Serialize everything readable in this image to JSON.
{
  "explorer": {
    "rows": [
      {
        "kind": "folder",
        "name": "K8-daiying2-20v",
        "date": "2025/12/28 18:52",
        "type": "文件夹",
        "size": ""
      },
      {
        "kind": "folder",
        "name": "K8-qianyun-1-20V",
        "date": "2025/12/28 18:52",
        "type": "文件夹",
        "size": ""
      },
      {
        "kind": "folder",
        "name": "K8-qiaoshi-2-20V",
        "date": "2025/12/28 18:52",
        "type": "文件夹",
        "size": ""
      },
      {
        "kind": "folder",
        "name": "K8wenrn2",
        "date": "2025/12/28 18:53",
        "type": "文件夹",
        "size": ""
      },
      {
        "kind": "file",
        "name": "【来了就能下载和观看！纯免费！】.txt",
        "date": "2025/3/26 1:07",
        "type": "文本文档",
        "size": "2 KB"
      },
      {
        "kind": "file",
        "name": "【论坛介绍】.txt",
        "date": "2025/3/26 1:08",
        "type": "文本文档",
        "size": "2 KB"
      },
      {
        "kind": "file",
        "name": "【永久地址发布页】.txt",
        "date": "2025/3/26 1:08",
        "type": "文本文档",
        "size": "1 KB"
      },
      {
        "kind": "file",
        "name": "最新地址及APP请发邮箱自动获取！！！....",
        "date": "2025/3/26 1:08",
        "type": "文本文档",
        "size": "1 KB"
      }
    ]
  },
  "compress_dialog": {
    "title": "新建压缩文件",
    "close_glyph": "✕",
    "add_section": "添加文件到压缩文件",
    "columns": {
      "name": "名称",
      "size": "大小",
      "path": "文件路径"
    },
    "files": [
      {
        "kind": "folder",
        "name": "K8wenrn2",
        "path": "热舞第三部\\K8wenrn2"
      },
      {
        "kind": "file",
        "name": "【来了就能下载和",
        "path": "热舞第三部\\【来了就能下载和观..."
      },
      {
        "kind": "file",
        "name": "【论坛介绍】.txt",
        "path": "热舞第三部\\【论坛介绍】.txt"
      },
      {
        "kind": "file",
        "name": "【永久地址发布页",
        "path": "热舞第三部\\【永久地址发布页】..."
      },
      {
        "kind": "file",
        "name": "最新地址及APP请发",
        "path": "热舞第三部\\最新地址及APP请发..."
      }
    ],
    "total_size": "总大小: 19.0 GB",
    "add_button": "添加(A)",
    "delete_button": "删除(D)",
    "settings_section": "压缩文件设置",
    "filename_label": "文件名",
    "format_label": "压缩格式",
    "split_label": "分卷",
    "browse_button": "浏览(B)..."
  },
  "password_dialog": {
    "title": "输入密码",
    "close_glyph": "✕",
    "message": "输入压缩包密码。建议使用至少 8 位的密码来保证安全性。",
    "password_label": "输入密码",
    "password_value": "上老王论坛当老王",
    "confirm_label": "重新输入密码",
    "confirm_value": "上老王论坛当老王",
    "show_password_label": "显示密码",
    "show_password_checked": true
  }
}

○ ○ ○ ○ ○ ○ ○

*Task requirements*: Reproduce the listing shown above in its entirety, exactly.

*Result for this task*:
Serialize everything readable in this image to JSON.
{
  "explorer": {
    "rows": [
      {
        "kind": "folder",
        "name": "K8-daiying2-20v",
        "date": "2025/12/28 18:52",
        "type": "文件夹",
        "size": ""
      },
      {
        "kind": "folder",
        "name": "K8-qianyun-1-20V",
        "date": "2025/12/28 18:52",
        "type": "文件夹",
        "size": ""
      },
      {
        "kind": "folder",
        "name": "K8-qiaoshi-2-20V",
        "date": "2025/12/28 18:52",
        "type": "文件夹",
        "size": ""
      },
      {
        "kind": "folder",
        "name": "K8wenrn2",
        "date": "2025/12/28 18:53",
        "type": "文件夹",
        "size": ""
      },
      {
        "kind": "file",
        "name": "【来了就能下载和观看！纯免费！】.txt",
        "date": "2025/3/26 1:07",
        "type": "文本文档",
        "size": "2 KB"
      },
      {
        "kind": "file",
        "name": "【论坛介绍】.txt",
        "date": "2025/3/26 1:08",
        "type": "文本文档",
        "size": "2 KB"
      },
      {
        "kind": "file",
        "name": "【永久地址发布页】.txt",
        "date": "2025/3/26 1:08",
        "type": "文本文档",
        "size": "1 KB"
      },
      {
        "kind": "file",
        "name": "最新地址及APP请发邮箱自动获取！！！....",
        "date": "2025/3/26 1:08",
        "type": "文本文档",
        "size": "1 KB"
      }
    ]
  },
  "compress_dialog": {
    "title": "新建压缩文件",
    "close_glyph": "✕",
    "add_section": "添加文件到压缩文件",
    "columns": {
      "name": "名称",
      "size": "大小",
      "path": "文件路径"
    },
    "files": [
      {
        "kind": "folder",
        "name": "K8wenrn2",
        "path": "热舞第三部\\K8wenrn2"
      },
      {
        "kind": "file",
        "name": "【来了就能下载和",
        "path": "热舞第三部\\【来了就能下载和观..."
      },
      {
        "kind": "file",
        "name": "【论坛介绍】.txt",
        "path": "热舞第三部\\【论坛介绍】.txt"
      },
      {
        "kind": "file",
        "name": "【永久地址发布页",
        "path": "热舞第三部\\【永久地址发布页】..."
      },
      {
        "kind": "file",
        "name": "最新地址及APP请发",
        "path": "热舞第三部\\最新地址及APP请发..."
      }
    ],
    "total_size": "总大小: 19.0 GB",
    "add_button": "添加(A)",
    "delete_button": "删除(D)",
    "settings_section": "压缩文件设置",
    "filename_label": "文件名",
    "format_label": "压缩格式",
    "split_label": "分卷",
    "browse_button": "浏览(B)..."
  },
  "password_dialog": {
    "title": "输入密码",
    "close_glyph": "✕",
    "message": "输入压缩包密码。建议使用至少 8 位的密码来保证安全性。",
    "password_label": "输入密码",
    "password_value": "上老王论坛当老王",
    "confirm_label": "重新输入密码",
    "confirm_value": "上老王论坛当老王",
    "show_password_label": "显示密码",
    "show_password_checked": true
  }
}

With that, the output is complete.